- SPSS Releases 15+ has removed the Fisher’s Exact test module, which can be purchased separately
## Fisher’s Exact test **Don't forget to weight cases!** ## Fisher’s Exact test ## Fisher’s Exact test ## Force an FE test ## Practice - Use both the UCREL (if you have Internet access) LL calculator or Dr Xu’s LL calculator / SPSS to determine if the difference in the frequencies of passives in the CLEC and LOCNESS corpora is statistically significant
- CLEC: 7,911 instances in 1,070,602 words
- LOCNESS: 5,465 instances in 324,304 words
## Collocation statistics **Collocation:** the habitual or characteristic co-occurrence patterns of words - Can be identified using a statistical approach in CL, e.g.
- Mutual Information (MI),
*t* test, *z* score - Can be computed using tools like SPSS or corpus tools like Wordsmith, AntConc, Xaira
- Only a brief introduction here
- More discussions of collocation statistics to be followed
## Mutual information - Computed by dividing the observed frequency of the co-occurring word in the defined span for the search string (so-called
**node word**), e.g. a 4:4 window, by the expected frequency of the co-occurring word in that span and then taking the logarithm to the base 2 (自然对数) of the result ## Mutual information - A measure of collocational strength

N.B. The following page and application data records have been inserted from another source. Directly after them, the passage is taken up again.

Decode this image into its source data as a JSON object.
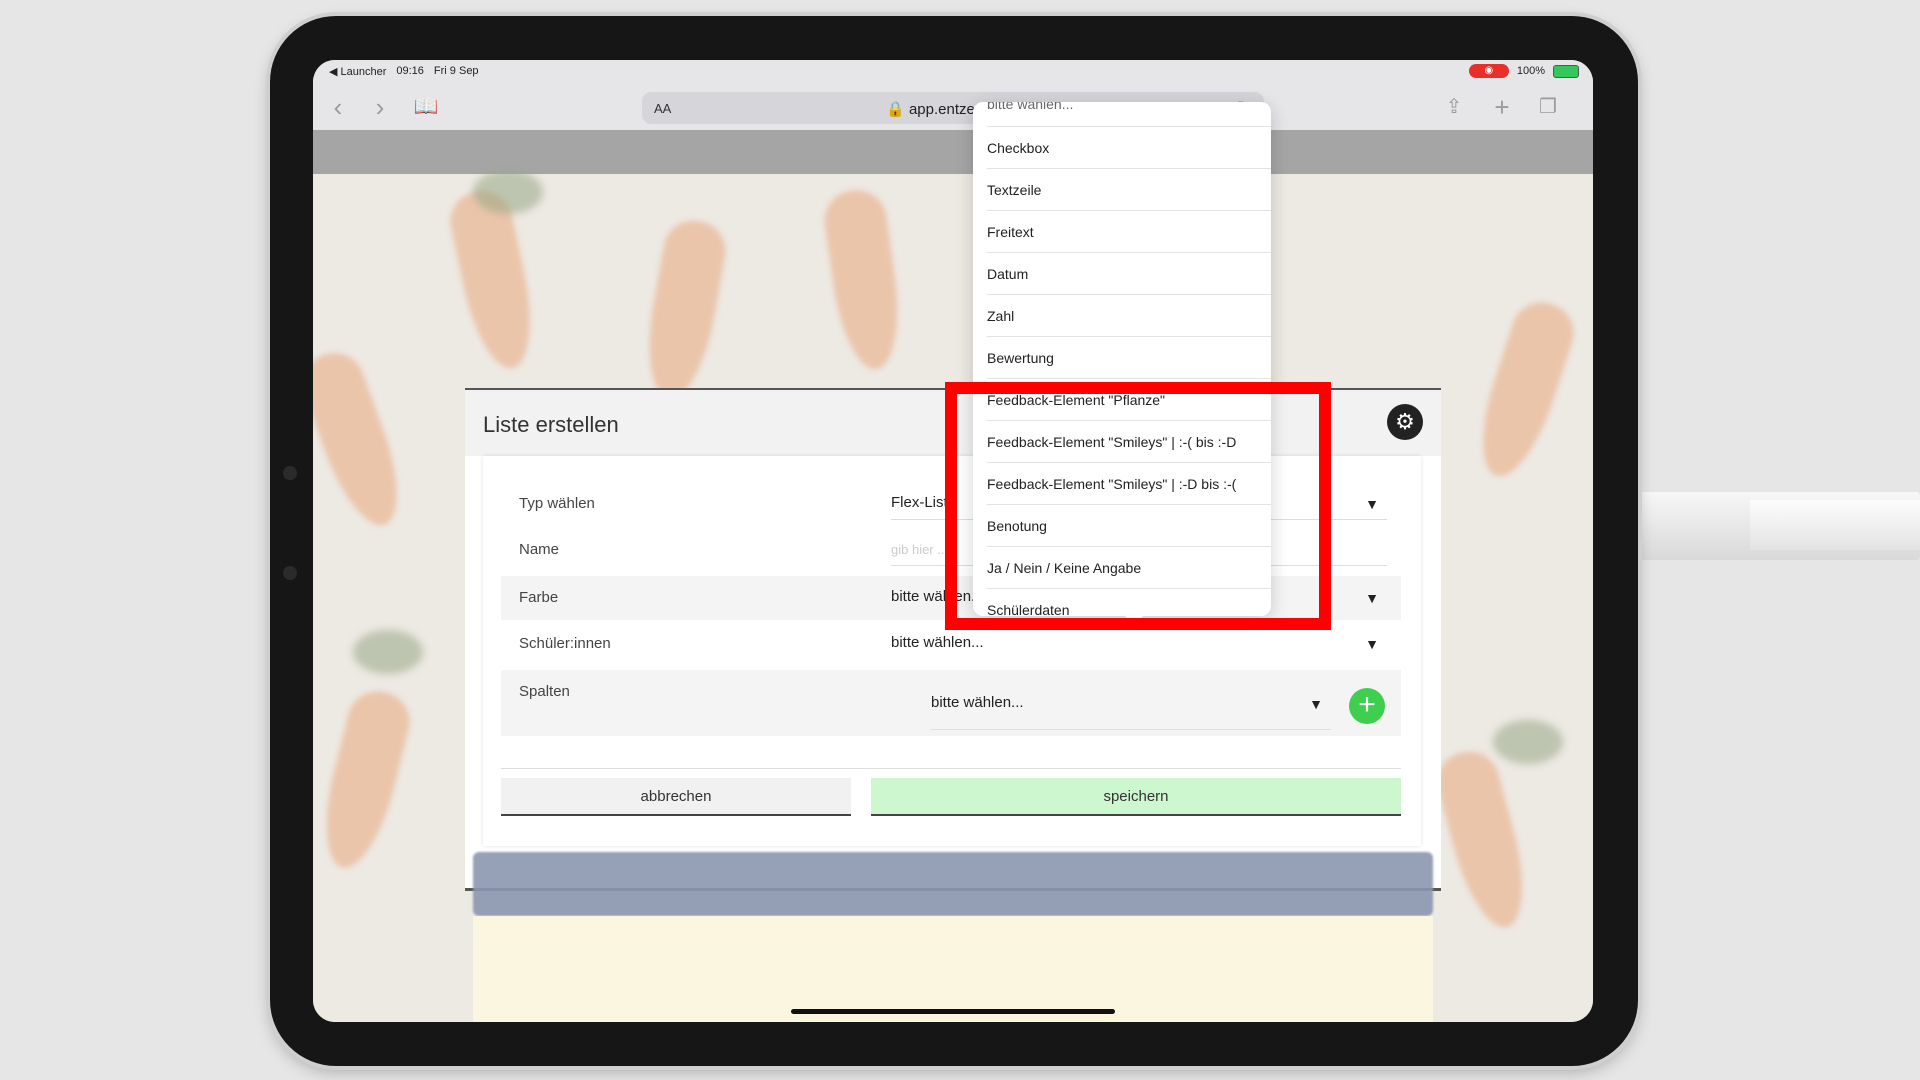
{
  "status_bar": {
    "back_app": "◀ Launcher",
    "time": "09:16",
    "date": "Fri 9 Sep",
    "battery": "100%"
  },
  "browser": {
    "text_size_label": "AA",
    "url": "🔒 app.entzettelt.de"
  },
  "modal": {
    "title": "Liste erstellen",
    "rows": {
      "typ": {
        "label": "Typ wählen",
        "value": "Flex-Liste"
      },
      "name": {
        "label": "Name",
        "placeholder": "gib hier ..."
      },
      "farbe": {
        "label": "Farbe",
        "value": "bitte wählen..."
      },
      "schueler": {
        "label": "Schüler:innen",
        "value": "bitte wählen..."
      },
      "spalten": {
        "label": "Spalten",
        "value": "bitte wählen..."
      }
    },
    "cancel_label": "abbrechen",
    "save_label": "speichern"
  },
  "dropdown": {
    "items": [
      "bitte wählen...",
      "Checkbox",
      "Textzeile",
      "Freitext",
      "Datum",
      "Zahl",
      "Bewertung",
      "Feedback-Element \"Pflanze\"",
      "Feedback-Element \"Smileys\" | :-( bis :-D",
      "Feedback-Element \"Smileys\" | :-D bis :-(",
      "Benotung",
      "Ja / Nein / Keine Angabe",
      "Schülerdaten"
    ]
  },
  "icons": {
    "back": "chevron-left-icon",
    "forward": "chevron-right-icon",
    "bookmarks": "book-icon",
    "reload": "reload-icon",
    "share": "share-icon",
    "new_tab": "plus-icon",
    "tabs": "tabs-icon",
    "settings": "gear-icon",
    "add": "plus-circle-icon"
  },
  "colors": {
    "highlight": "#ff0000",
    "save_button": "#cdf7cf",
    "add_button": "#3ecf4f",
    "recording": "#e8302a"
  }
}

- The higher the MI score, the stronger the link between two items
**MI score of 3.0 or higher to be taken as evidence that two items are collocates** - The closer to 0 the MI score gets, the more likely it is that the two items co-occur by chance
- A negative MI score indicates that the two items tend to shun each other
## The *t* test - Computed by subtracting the expected frequency from the observed frequency and then dividing the result by the standard deviation
**A ***t *score of 2 or higher is normally considered to be statistically significant - The specific probability level can be looked up in a table of
*t* distribution ## The *z* score - The
*z* score is the number of standard deviations from the mean frequency - The
*z *test compares the observed frequency with the frequency expected if only chance is affecting the distribution **A higher ***z *score indicates a greater degree of collocability of an item with the node word - A comparison of the effects of these collocation statistics to follow
**Share with your friends:** |